(Data about app and page elements)
*** Block opens ***

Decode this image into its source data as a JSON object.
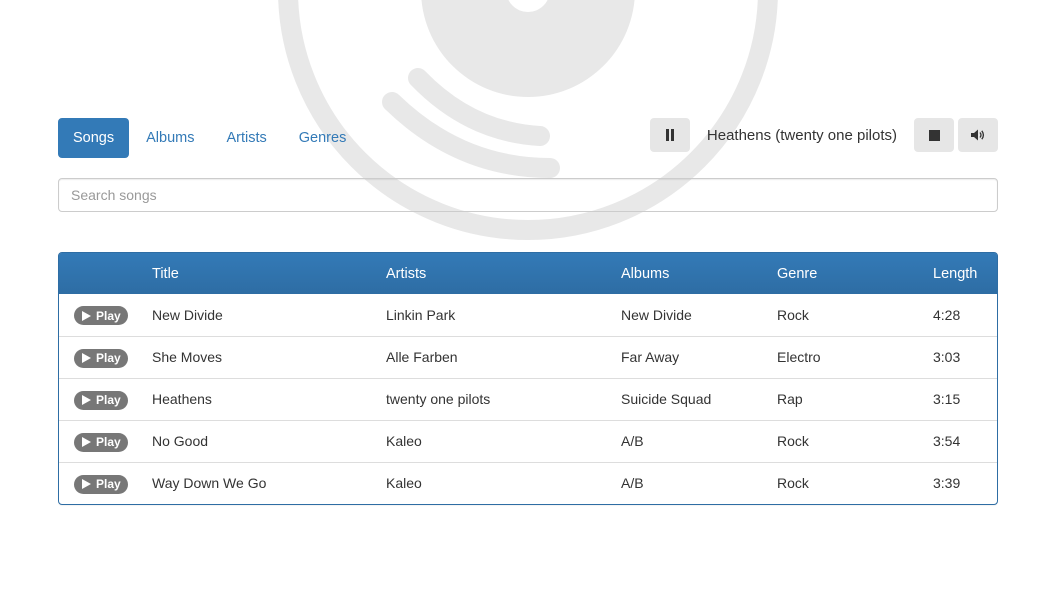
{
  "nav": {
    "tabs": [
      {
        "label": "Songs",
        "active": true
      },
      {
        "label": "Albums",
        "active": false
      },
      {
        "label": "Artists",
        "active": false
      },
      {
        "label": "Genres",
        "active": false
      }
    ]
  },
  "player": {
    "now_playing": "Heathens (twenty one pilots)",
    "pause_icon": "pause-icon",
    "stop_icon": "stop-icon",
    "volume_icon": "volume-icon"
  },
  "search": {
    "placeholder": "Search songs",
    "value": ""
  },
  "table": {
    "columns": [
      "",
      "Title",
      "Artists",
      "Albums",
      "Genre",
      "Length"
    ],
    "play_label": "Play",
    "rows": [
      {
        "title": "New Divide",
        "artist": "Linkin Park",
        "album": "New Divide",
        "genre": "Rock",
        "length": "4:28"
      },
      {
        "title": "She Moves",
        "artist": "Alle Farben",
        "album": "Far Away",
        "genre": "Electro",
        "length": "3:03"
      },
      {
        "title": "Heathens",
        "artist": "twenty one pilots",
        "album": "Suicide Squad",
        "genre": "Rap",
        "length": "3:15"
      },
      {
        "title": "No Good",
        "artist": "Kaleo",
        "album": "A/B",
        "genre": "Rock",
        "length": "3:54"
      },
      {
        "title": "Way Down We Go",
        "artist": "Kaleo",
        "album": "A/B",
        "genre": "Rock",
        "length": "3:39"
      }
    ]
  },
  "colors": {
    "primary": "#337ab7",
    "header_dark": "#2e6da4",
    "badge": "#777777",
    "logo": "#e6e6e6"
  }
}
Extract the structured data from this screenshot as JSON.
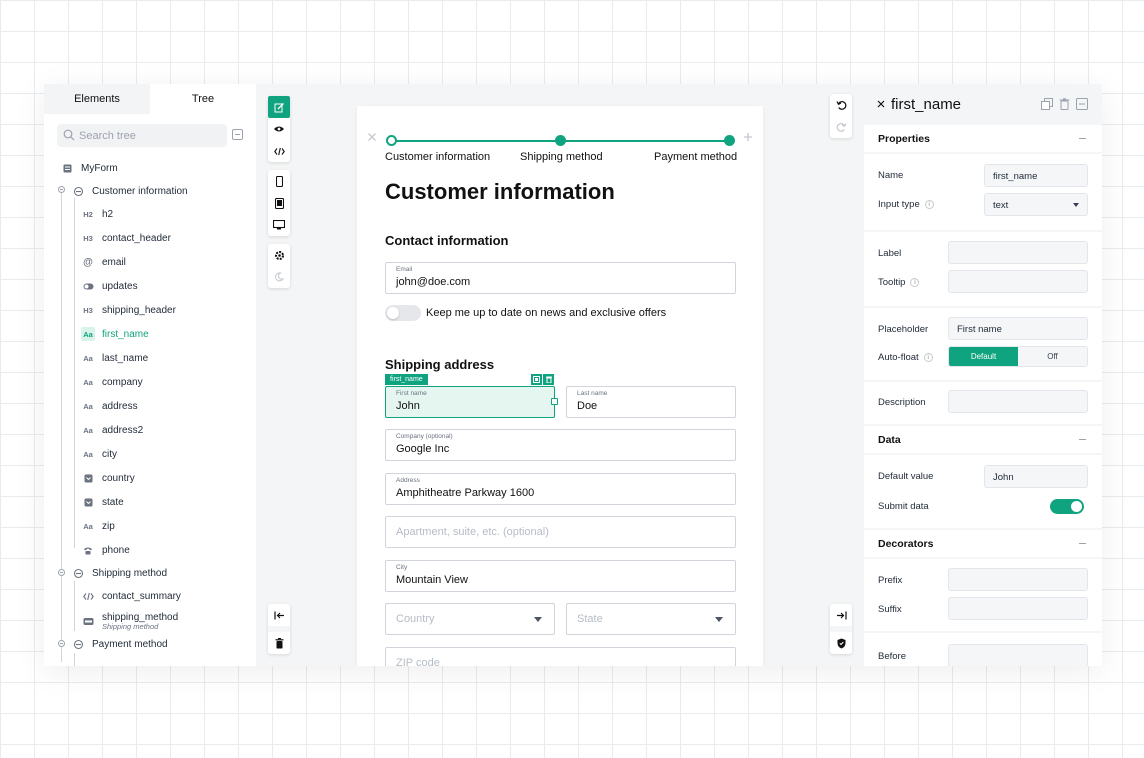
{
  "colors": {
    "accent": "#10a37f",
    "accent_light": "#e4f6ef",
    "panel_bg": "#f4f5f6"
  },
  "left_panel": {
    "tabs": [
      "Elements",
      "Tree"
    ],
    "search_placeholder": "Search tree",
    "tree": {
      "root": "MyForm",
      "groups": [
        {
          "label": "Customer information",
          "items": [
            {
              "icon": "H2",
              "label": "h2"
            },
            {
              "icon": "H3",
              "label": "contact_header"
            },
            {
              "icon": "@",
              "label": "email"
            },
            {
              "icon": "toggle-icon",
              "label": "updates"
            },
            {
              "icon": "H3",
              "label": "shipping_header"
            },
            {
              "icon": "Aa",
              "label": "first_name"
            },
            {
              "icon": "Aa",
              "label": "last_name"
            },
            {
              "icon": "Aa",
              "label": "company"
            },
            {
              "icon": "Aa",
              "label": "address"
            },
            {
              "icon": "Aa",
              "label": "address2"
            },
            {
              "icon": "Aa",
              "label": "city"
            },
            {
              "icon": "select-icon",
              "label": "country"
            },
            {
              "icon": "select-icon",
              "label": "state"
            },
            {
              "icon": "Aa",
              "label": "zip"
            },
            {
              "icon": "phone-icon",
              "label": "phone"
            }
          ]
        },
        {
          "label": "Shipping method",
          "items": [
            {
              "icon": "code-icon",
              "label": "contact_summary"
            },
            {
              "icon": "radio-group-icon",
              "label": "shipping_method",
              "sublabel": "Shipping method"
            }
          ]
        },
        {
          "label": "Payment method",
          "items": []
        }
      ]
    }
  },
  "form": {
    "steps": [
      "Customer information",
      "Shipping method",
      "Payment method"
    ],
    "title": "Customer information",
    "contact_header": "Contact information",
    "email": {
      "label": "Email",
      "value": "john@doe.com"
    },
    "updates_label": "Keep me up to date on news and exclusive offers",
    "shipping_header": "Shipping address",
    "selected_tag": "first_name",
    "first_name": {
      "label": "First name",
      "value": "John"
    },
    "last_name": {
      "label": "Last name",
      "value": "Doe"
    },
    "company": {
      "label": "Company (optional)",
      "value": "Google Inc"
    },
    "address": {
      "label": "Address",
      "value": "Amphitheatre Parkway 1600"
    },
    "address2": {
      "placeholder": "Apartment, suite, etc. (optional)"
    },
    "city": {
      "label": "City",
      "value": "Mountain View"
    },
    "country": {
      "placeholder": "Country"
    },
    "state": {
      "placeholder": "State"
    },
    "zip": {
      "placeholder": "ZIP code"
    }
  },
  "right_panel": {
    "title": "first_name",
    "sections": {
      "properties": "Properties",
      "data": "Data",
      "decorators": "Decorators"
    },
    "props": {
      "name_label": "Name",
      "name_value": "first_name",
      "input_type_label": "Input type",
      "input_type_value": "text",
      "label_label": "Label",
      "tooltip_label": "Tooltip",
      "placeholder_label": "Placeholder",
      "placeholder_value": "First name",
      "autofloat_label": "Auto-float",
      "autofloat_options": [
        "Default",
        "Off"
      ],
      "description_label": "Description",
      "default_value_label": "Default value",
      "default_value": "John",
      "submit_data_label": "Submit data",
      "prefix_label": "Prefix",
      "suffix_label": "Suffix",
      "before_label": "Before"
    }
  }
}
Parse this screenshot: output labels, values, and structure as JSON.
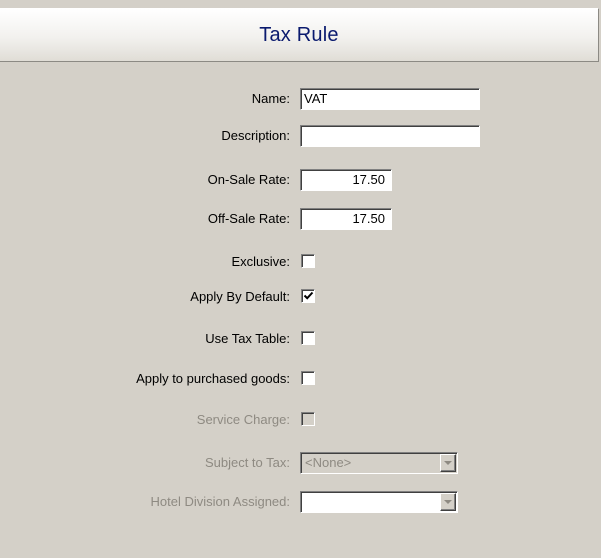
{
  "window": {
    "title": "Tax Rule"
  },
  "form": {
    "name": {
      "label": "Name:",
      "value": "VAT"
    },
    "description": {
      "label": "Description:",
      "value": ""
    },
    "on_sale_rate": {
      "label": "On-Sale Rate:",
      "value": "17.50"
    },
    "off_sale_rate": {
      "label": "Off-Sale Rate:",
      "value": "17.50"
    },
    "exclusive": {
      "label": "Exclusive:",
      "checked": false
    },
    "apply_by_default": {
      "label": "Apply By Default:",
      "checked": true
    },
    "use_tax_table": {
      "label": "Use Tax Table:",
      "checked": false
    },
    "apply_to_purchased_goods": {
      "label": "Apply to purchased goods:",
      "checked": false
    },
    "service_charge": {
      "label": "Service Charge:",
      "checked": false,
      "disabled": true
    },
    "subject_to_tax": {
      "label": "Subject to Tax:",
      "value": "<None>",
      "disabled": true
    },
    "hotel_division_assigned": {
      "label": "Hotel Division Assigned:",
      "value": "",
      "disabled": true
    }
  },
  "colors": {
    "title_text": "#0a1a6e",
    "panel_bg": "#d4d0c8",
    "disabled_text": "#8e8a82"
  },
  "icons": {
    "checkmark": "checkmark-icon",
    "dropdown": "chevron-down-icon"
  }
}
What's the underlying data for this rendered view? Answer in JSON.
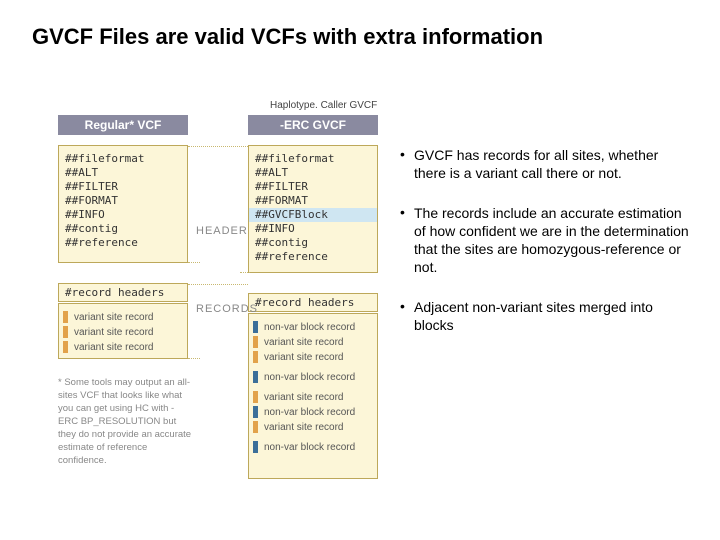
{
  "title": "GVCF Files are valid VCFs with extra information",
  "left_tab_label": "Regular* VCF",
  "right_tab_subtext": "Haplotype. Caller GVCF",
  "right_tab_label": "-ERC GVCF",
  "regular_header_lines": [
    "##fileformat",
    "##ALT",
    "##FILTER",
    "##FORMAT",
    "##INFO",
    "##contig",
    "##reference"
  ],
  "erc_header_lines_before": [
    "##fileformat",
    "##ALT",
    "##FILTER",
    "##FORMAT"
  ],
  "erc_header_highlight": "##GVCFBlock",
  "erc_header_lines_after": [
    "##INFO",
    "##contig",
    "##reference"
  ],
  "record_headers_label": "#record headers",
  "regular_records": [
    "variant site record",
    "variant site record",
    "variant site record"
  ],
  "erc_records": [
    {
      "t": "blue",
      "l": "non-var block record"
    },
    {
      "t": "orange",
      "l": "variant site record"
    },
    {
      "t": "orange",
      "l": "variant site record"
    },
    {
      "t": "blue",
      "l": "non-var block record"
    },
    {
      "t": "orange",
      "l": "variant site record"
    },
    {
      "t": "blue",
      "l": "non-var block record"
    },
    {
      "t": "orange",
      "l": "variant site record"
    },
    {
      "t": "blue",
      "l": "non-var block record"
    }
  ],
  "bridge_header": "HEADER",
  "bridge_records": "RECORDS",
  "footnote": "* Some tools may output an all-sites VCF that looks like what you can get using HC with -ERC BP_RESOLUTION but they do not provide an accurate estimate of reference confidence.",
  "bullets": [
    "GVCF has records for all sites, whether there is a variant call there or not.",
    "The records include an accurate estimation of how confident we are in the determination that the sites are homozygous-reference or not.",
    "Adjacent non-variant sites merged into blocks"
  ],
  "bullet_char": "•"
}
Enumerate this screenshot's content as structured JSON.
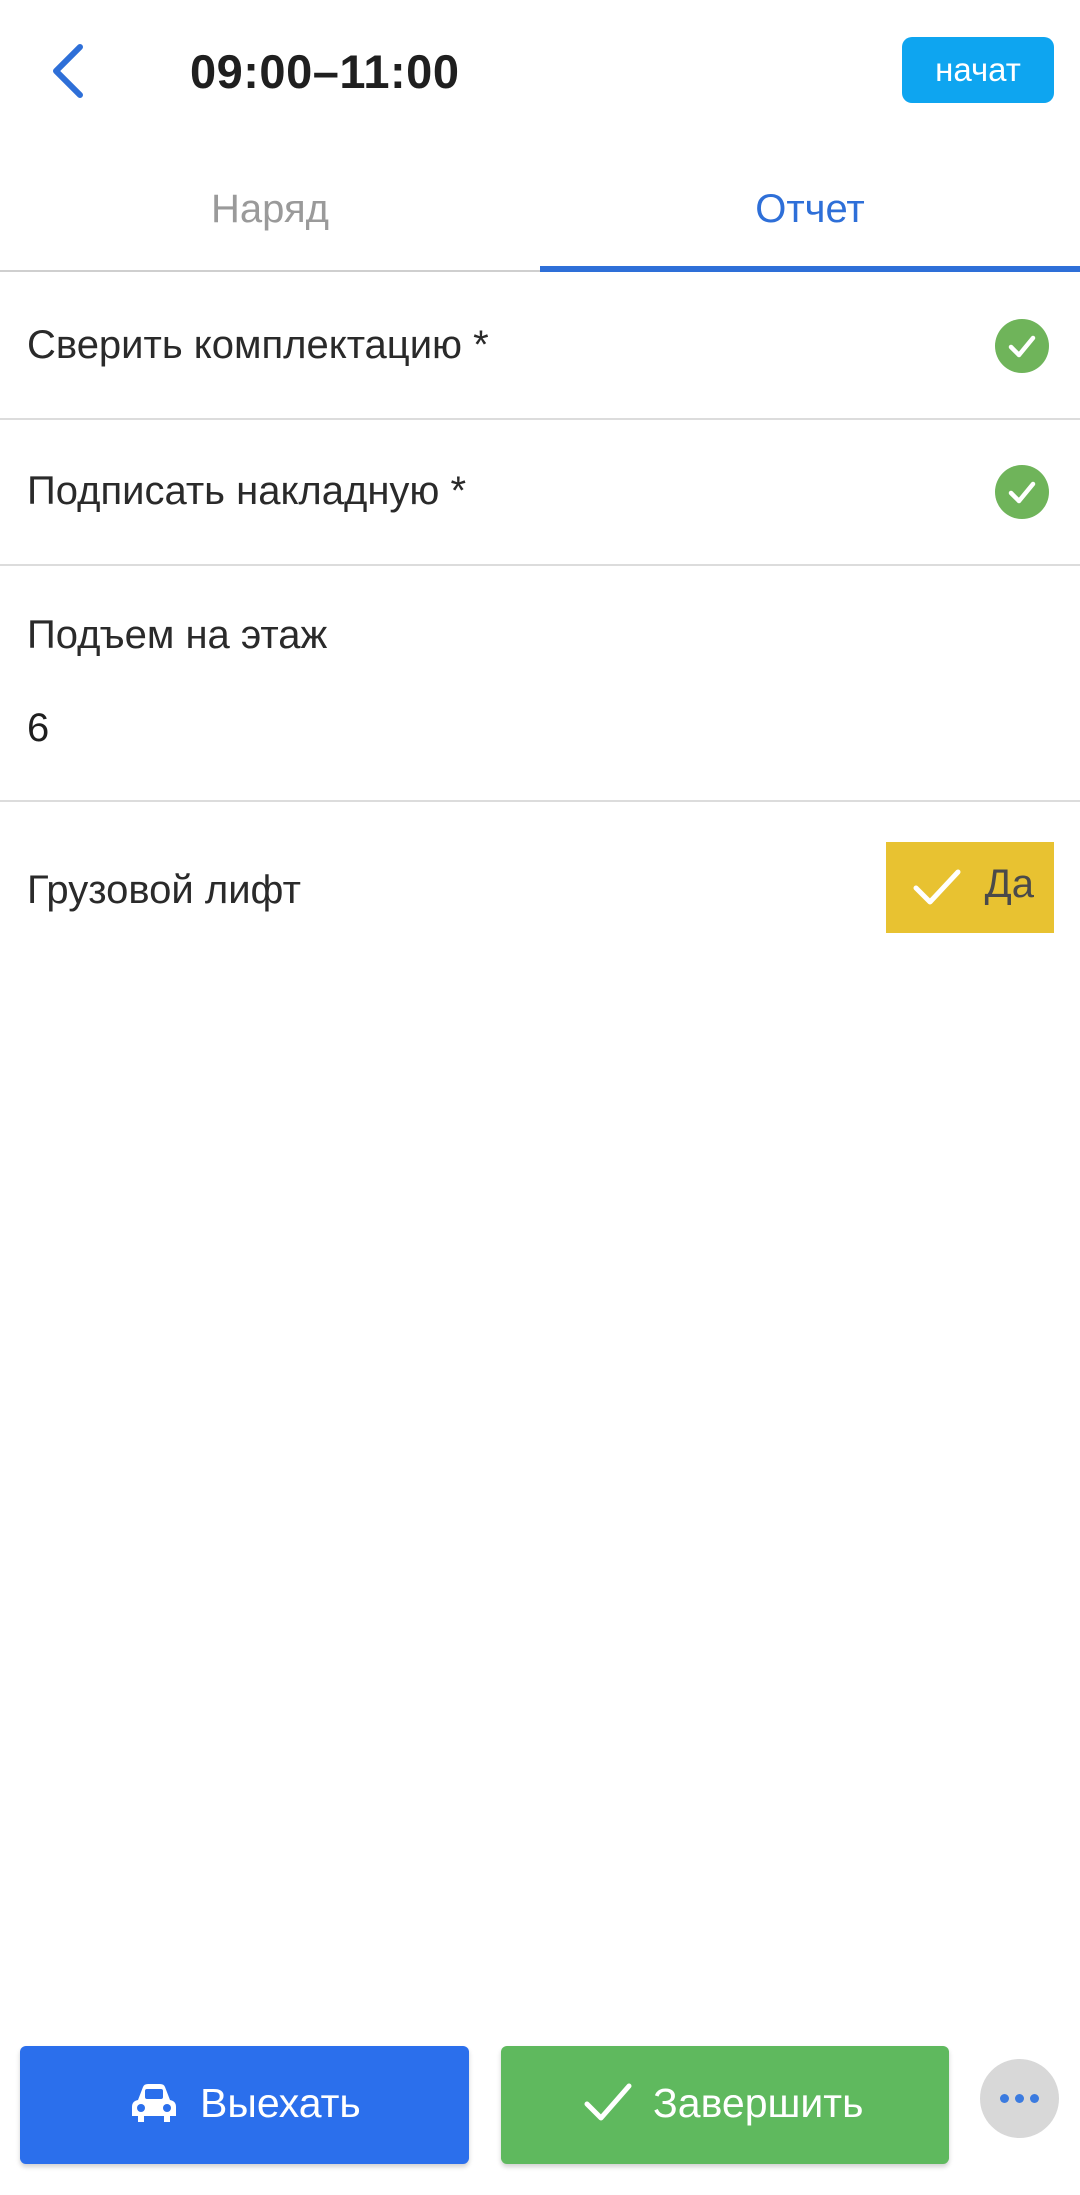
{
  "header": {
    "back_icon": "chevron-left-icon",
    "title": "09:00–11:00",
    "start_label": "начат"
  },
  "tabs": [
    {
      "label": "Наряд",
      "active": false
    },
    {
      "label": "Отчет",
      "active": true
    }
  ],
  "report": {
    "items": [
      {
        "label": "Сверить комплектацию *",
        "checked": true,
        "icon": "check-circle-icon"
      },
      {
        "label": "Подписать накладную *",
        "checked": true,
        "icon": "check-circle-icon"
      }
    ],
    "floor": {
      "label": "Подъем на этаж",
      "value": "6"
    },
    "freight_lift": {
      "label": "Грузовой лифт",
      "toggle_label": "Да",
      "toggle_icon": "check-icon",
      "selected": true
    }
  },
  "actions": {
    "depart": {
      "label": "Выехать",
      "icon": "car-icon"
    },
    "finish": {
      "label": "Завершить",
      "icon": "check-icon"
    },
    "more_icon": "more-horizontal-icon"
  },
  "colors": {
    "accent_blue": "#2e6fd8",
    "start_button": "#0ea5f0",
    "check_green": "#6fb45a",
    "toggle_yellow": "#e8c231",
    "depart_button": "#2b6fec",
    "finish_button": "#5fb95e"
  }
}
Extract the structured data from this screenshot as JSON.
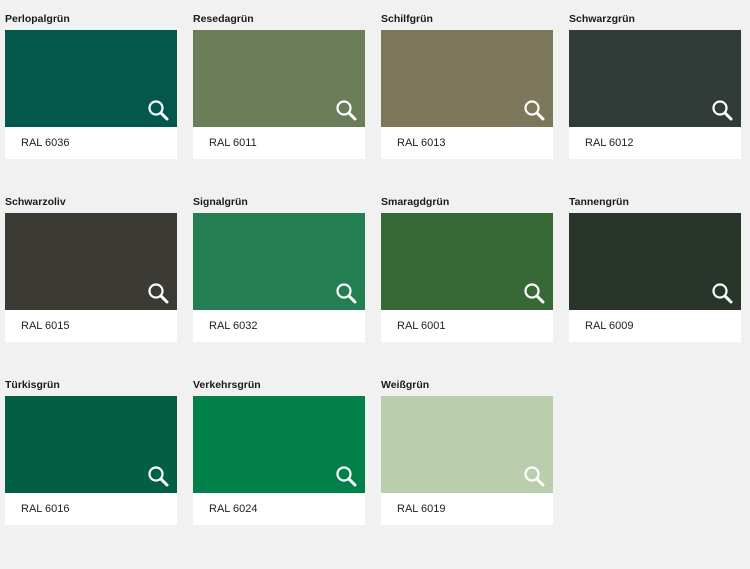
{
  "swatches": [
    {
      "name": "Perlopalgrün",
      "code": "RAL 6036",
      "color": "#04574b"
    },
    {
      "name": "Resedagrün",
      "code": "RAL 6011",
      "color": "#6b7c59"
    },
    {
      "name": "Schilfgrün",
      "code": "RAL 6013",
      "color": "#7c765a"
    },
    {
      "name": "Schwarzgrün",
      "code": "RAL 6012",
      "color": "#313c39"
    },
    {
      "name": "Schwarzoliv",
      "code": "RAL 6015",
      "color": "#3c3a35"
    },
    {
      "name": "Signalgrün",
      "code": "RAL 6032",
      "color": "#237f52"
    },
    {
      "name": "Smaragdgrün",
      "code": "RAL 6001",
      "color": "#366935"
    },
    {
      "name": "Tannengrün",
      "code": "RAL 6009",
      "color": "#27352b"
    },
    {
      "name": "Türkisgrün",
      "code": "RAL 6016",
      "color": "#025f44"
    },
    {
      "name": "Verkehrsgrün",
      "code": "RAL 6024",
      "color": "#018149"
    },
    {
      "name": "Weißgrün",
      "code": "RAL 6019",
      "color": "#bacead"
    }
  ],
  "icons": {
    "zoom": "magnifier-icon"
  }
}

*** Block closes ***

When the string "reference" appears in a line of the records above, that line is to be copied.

    "##reference"
    "##reference"
  "footnote": "* Some tools may output an all-sites VCF that looks like what you can get using HC with -ERC BP_RESOLUTION but they do not provide an accurate estimate of reference confidence.",
    "The records include an accurate estimation of how confident we are in the determination that the sites are homozygous-reference or not.",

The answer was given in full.